April 21, 2008
Re:What’s the true definition of poor?
How do any of us know how well we are doing financially? We think of how much money we make in a year. Do we have enough to pay our expenses every month? Are we falling into debt or able to save for vacations, house renovations, our children’s education or whatever?
Generally, income is the measure we use to indicate how well we are doing. In Canada, the Low Income Cut-Off (LICO) has been used as an unofficial poverty indicator. The European Union uses the Low Income Measure (LIM) as the actual measure of poverty. Anyone living on less than 60 per cent of the median income for a person in a similar situation is poor using the LIM.
The deprivation index may be a useful supplement to these basic measures, but it can hardly serve as a benchmark of success for a poverty-reduction strategy. It may give us a qualitative appreciation for the hardships that people in poverty experience. The proportion of people not able to afford many items on a list of basic necessities may actually be a sign of the degree of destitution within our poor population.

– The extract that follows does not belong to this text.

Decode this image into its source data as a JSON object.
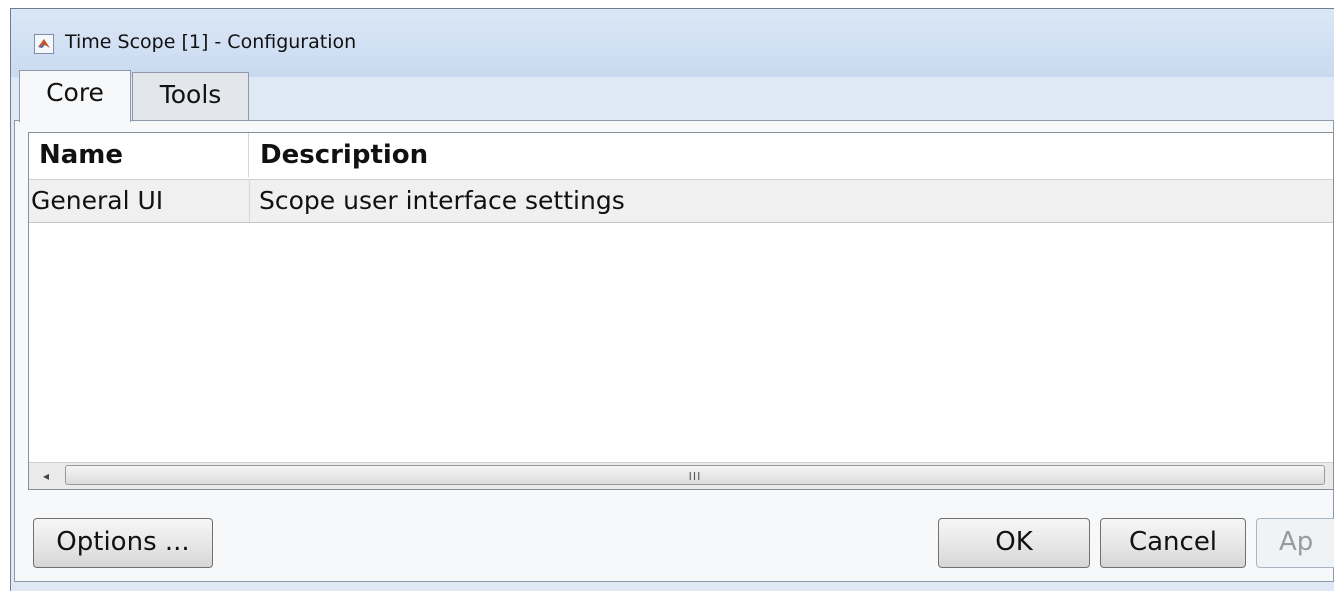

It would be wrong, however, to focus poverty-reduction efforts on the poorest of the poor in such a way that those hovering just above the deprivation index but below adequate income levels are once again left out. Everyone who lives in Ontario should be able to meet everyday living expenses and also have some reasonable cushion for unanticipated needs, like repairing broken glasses. We can, with a comprehensive poverty-reduction strategy, hold ourselves to a higher standard than the deprivation index.
We look forward to working with the province to establish the LICO or LIM as the benchmark indicator or measure of change. Adding a deprivation index as evidence of how bad things are for those at the lowest income levels will ensure we are making the mark.
Janet Gasparini, Chair, Social Planning Network of Ontario, Sudbury, Ont.